Tamer, I think this is more your field, but are you going to comment/write up variant calling with GATK and then fixing these variants in the transcriptome?


I think the real back log seems to be functionally characterizing lncRNA. They are harder to characterize due to their lack of conservation, so then is it feasible for every species to functionally characterize all 20,000+ of their lncRNA? Or perhaps one species, presumably the mouse or human, needs to have some better general characterization of the lncRNA they are confident in to allow for other species to begin to characterize their lncRNA properly?


I think not only do they give high false positives, they also occasionally annotate such general pathways, such as cellular processes or metabolic processes, that they are not useful.
I think that some alternatives could be performing clustering analysis yourself to parse out robust pathways or perhaps having the option to better define your input in terms of tissue type, species or age to further refine the db search?


Discussion: What to do with mitochondrial gene expression detected by RNAseq?
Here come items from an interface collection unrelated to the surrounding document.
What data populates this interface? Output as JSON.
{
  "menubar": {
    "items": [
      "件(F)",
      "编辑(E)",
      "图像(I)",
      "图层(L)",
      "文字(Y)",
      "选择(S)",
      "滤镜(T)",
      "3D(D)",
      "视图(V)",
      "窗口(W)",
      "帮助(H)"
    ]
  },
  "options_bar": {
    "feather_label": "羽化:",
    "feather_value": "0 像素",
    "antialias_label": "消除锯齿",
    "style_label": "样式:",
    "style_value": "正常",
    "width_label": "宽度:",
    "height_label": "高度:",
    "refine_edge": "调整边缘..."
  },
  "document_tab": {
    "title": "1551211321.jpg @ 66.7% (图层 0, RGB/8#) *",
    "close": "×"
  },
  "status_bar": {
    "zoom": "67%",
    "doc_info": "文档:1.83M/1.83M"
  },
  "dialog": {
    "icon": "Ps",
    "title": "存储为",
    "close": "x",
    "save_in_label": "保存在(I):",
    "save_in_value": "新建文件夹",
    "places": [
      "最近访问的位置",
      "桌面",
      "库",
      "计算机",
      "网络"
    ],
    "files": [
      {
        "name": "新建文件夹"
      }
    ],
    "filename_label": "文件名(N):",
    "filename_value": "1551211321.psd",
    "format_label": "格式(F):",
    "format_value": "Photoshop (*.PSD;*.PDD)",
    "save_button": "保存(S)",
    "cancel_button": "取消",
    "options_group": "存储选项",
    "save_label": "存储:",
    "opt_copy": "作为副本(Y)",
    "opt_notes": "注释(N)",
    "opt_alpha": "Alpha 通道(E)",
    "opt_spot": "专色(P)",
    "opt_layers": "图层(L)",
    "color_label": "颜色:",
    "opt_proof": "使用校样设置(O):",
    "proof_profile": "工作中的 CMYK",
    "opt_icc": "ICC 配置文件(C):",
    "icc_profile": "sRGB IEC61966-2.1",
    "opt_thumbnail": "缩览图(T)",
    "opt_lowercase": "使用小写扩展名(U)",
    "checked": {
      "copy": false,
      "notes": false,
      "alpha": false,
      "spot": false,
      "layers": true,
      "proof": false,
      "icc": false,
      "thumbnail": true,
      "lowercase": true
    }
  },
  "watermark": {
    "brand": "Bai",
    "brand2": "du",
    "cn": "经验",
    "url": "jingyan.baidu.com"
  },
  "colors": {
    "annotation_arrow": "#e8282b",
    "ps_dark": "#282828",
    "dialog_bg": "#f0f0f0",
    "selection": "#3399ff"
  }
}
Transcript assemblers have a difficult time with mitochondrial genes due to their polycistronic nature, however in papers analyzing the human transcriptome and like what we saw in the horse transcriptome, a decent proportion of the RNAseq reads map to mitochondrial genome. One solution was to essentially just throw them out of the transcriptome, but this does seem like a lot of wasted sequencing resources. Are there any other solutions for mitochondrial gene expression?




There is also a new pipeline HiSat2+StringTie


I would also add the importance of strand information. E.g. Cufflinks produces many transcripts in both directions when non-stranded data is used.


I would also mention the impact of unplaced chromosomes


There is the FEELnc pipeline but based on Cufflinks…


Introduction/Discussion: Improving the gene structure with CAGE data

Many non-model organisms lack the proper annotation of the first exon, CAGE-seq should help resolving this issue


We have to remember that these pathways are also usually biased for human/mouse data and that they are biased for “hot topic” pathways, e.g. cancer (so cell cycle etc)

And again, the gene names problem…